The spinal fluid from the young mice sharpened the memories of the older rodents

When it was successful, Dr. Iram said the result was about 10 microliters of cerebrospinal fluid, about one-fifth the size of a drop of water. To collect enough for the infusions, he had to perform the procedure on many hundreds of mice, questioning the technical challenges that Dr. Wyss-Coray had warned him with the sheer force of repetition.

“I enjoy doing these types of studies that require a lot of perseverance,” said Dr. Iram said. “I just set a goal and I don’t stop.”

To infuse young cerebrospinal fluid into old mice, Dr. Iram made a small hole in their skulls and implanted a pump under the skin in their upper back. For comparison, a separate group of old mice was infused with artificial cerebrospinal fluid.

A few weeks later, the mice were exposed to signals – a tone and a flashing light – that they had previously learned to associate with shaking their feet. Animals that received the infusion of young cerebrospinal fluid tended to freeze for longer, suggesting that they had retained stronger memories of the original foot shocks.

“This is a very interesting study that seems scientifically sound to me,” said Matt Kaeberlein, a biologist who studies aging at the University of Washington and was not involved in the research. “This adds to the growing body of evidence that it is possible, perhaps surprisingly easy, to restore function in aged tissues by targeting the mechanisms of biological aging.”
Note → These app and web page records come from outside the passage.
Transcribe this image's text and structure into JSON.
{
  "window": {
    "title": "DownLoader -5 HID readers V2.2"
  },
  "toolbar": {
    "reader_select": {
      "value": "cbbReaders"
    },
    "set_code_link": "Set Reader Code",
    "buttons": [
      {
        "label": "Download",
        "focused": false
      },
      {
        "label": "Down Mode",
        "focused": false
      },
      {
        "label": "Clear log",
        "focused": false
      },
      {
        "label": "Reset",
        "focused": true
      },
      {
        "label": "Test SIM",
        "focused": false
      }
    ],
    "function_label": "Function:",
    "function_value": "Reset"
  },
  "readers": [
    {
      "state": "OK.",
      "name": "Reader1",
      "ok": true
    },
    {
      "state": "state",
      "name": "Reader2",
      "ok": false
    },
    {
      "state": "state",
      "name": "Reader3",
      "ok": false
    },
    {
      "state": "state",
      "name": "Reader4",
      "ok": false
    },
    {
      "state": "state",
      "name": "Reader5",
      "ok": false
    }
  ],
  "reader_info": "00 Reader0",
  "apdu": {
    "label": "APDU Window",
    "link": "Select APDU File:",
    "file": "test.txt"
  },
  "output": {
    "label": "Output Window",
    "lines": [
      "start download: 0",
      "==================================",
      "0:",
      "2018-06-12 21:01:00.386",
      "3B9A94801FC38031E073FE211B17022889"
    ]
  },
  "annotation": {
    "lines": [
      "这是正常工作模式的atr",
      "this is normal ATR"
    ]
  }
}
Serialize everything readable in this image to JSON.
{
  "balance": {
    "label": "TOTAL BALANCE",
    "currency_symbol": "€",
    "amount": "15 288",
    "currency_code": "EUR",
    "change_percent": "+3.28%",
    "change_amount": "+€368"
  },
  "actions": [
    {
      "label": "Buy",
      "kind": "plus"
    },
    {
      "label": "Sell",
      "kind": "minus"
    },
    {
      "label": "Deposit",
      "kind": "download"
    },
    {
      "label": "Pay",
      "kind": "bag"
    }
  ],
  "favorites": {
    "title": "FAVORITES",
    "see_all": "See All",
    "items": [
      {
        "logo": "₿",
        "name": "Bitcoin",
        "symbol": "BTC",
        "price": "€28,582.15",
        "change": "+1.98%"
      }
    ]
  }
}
Dr Iram sought to determine how young CSF was helping to preserve memory by analyzing the hippocampus, a portion of the brain dedicated to memory formation and storage. Treating old mice with the fluid, she found, had a strong effect on cells acting as precursors to oligodendrocytes, which produce layers of fat known as myelin that insulate nerve fibers and ensure strong signal connections between neurons.

The study authors focused on a particular protein in the young CSF that appeared to be involved in triggering the chain of events that led to greater nerve isolation. Known as fibroblast growth factor 17, or FGF17, the protein could be infused into older CSF and could partially replicate the effects of young fluid, the study found.